__Required action__
Print out each record below, unaltered and complete, without its images.

(Data records for software interfaces)
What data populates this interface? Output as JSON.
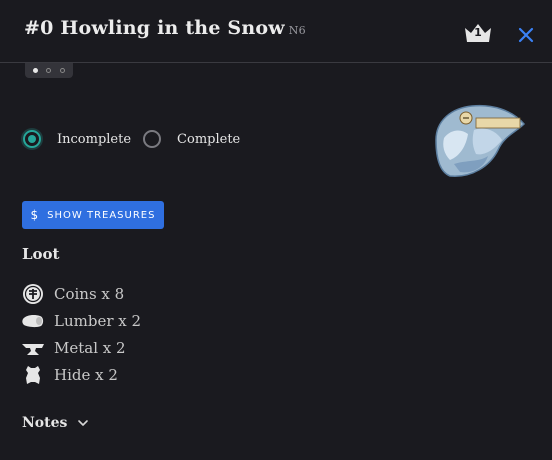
{
  "header": {
    "title": "#0 Howling in the Snow",
    "code": "N6",
    "crown_level": "1",
    "close_icon": "close-icon"
  },
  "pager": {
    "count": 3,
    "active": 0
  },
  "status": {
    "options": [
      "Incomplete",
      "Complete"
    ],
    "selected": "Incomplete",
    "accent": "#26a79a"
  },
  "treasure_button": {
    "icon": "$",
    "label": "SHOW TREASURES",
    "color": "#2f6fe0"
  },
  "loot": {
    "heading": "Loot",
    "items": [
      {
        "icon": "coin-icon",
        "text": "Coins x 8"
      },
      {
        "icon": "lumber-icon",
        "text": "Lumber x 2"
      },
      {
        "icon": "anvil-icon",
        "text": "Metal x 2"
      },
      {
        "icon": "hide-icon",
        "text": "Hide x 2"
      }
    ]
  },
  "notes": {
    "label": "Notes",
    "icon": "chevron-down-icon"
  }
}
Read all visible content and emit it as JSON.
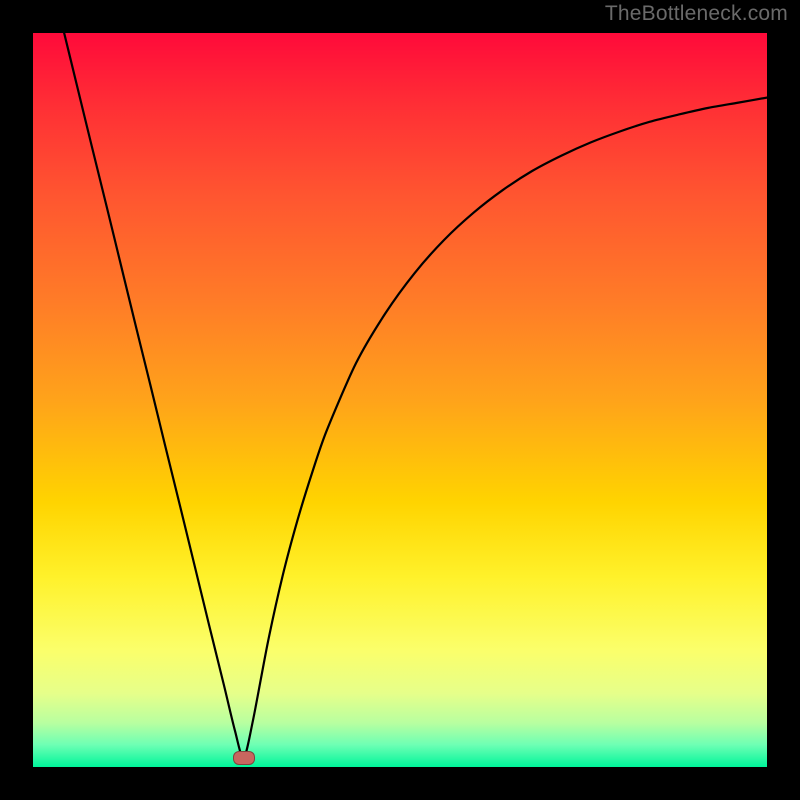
{
  "watermark": "TheBottleneck.com",
  "icons": {
    "marker": "marker-icon"
  },
  "chart_data": {
    "type": "line",
    "title": "",
    "xlabel": "",
    "ylabel": "",
    "xlim": [
      0,
      100
    ],
    "ylim": [
      0,
      100
    ],
    "grid": false,
    "legend": false,
    "marker": {
      "x": 28.7,
      "y": 1.2,
      "color": "#c8665f"
    },
    "series": [
      {
        "name": "curve",
        "color": "#000000",
        "x": [
          4.0,
          6.0,
          8.0,
          10.0,
          12.0,
          14.0,
          16.0,
          18.0,
          20.0,
          22.0,
          24.0,
          26.0,
          27.5,
          28.7,
          30.0,
          32.0,
          34.0,
          36.0,
          38.0,
          40.0,
          44.0,
          48.0,
          52.0,
          56.0,
          60.0,
          64.0,
          68.0,
          72.0,
          76.0,
          80.0,
          84.0,
          88.0,
          92.0,
          96.0,
          100.0
        ],
        "y": [
          101.0,
          92.8,
          84.6,
          76.5,
          68.3,
          60.1,
          52.0,
          43.8,
          35.7,
          27.5,
          19.3,
          11.2,
          5.0,
          1.2,
          6.5,
          17.0,
          26.0,
          33.5,
          40.0,
          45.8,
          55.0,
          61.8,
          67.3,
          71.8,
          75.5,
          78.6,
          81.2,
          83.3,
          85.1,
          86.6,
          87.9,
          88.9,
          89.8,
          90.5,
          91.2
        ]
      }
    ]
  }
}
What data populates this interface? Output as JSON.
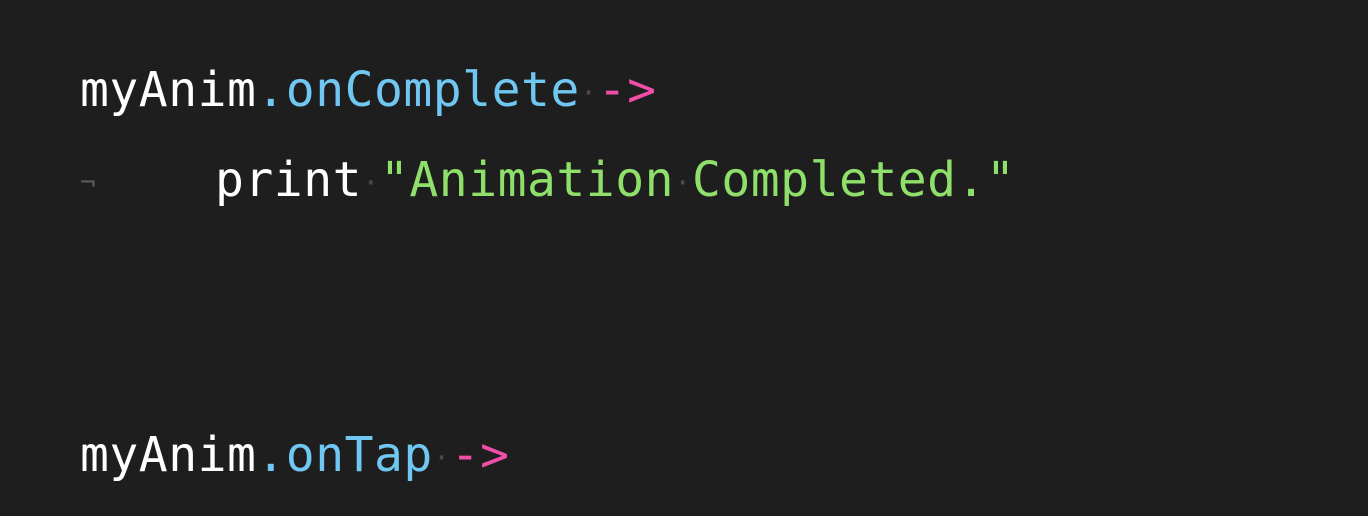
{
  "code": {
    "line1": {
      "object": "myAnim",
      "member": ".onComplete",
      "arrow": "->"
    },
    "line2": {
      "tab_marker": "¬",
      "keyword": "print",
      "string": "\"Animation Completed.\""
    },
    "line3": {
      "object": "myAnim",
      "member": ".onTap",
      "arrow": "->"
    },
    "whitespace_dot": "·"
  },
  "colors": {
    "background": "#1e1e1e",
    "identifier": "#ffffff",
    "property": "#6fc7f2",
    "arrow": "#ef4fa6",
    "string": "#8fe06a",
    "invisible": "#4a4a4a"
  }
}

__Response box__
What data populates this interface? Output as JSON.
{
  "header": {
    "title": "#0 Howling in the Snow",
    "code": "N6",
    "crown_level": "1",
    "close_icon": "close-icon"
  },
  "pager": {
    "count": 3,
    "active": 0
  },
  "status": {
    "options": [
      "Incomplete",
      "Complete"
    ],
    "selected": "Incomplete",
    "accent": "#26a79a"
  },
  "treasure_button": {
    "icon": "$",
    "label": "SHOW TREASURES",
    "color": "#2f6fe0"
  },
  "loot": {
    "heading": "Loot",
    "items": [
      {
        "icon": "coin-icon",
        "text": "Coins x 8"
      },
      {
        "icon": "lumber-icon",
        "text": "Lumber x 2"
      },
      {
        "icon": "anvil-icon",
        "text": "Metal x 2"
      },
      {
        "icon": "hide-icon",
        "text": "Hide x 2"
      }
    ]
  },
  "notes": {
    "label": "Notes",
    "icon": "chevron-down-icon"
  }
}
Read all visible content and emit it as JSON.
{
  "watermark": "TheBottleneck.com",
  "icons": {
    "marker": "marker-icon"
  },
  "chart_data": {
    "type": "line",
    "title": "",
    "xlabel": "",
    "ylabel": "",
    "xlim": [
      0,
      100
    ],
    "ylim": [
      0,
      100
    ],
    "grid": false,
    "legend": false,
    "marker": {
      "x": 28.7,
      "y": 1.2,
      "color": "#c8665f"
    },
    "series": [
      {
        "name": "curve",
        "color": "#000000",
        "x": [
          4.0,
          6.0,
          8.0,
          10.0,
          12.0,
          14.0,
          16.0,
          18.0,
          20.0,
          22.0,
          24.0,
          26.0,
          27.5,
          28.7,
          30.0,
          32.0,
          34.0,
          36.0,
          38.0,
          40.0,
          44.0,
          48.0,
          52.0,
          56.0,
          60.0,
          64.0,
          68.0,
          72.0,
          76.0,
          80.0,
          84.0,
          88.0,
          92.0,
          96.0,
          100.0
        ],
        "y": [
          101.0,
          92.8,
          84.6,
          76.5,
          68.3,
          60.1,
          52.0,
          43.8,
          35.7,
          27.5,
          19.3,
          11.2,
          5.0,
          1.2,
          6.5,
          17.0,
          26.0,
          33.5,
          40.0,
          45.8,
          55.0,
          61.8,
          67.3,
          71.8,
          75.5,
          78.6,
          81.2,
          83.3,
          85.1,
          86.6,
          87.9,
          88.9,
          89.8,
          90.5,
          91.2
        ]
      }
    ]
  }
}
What data populates this interface? Output as JSON.
{
  "code": {
    "line1": {
      "object": "myAnim",
      "member": ".onComplete",
      "arrow": "->"
    },
    "line2": {
      "tab_marker": "¬",
      "keyword": "print",
      "string": "\"Animation Completed.\""
    },
    "line3": {
      "object": "myAnim",
      "member": ".onTap",
      "arrow": "->"
    },
    "whitespace_dot": "·"
  },
  "colors": {
    "background": "#1e1e1e",
    "identifier": "#ffffff",
    "property": "#6fc7f2",
    "arrow": "#ef4fa6",
    "string": "#8fe06a",
    "invisible": "#4a4a4a"
  }
}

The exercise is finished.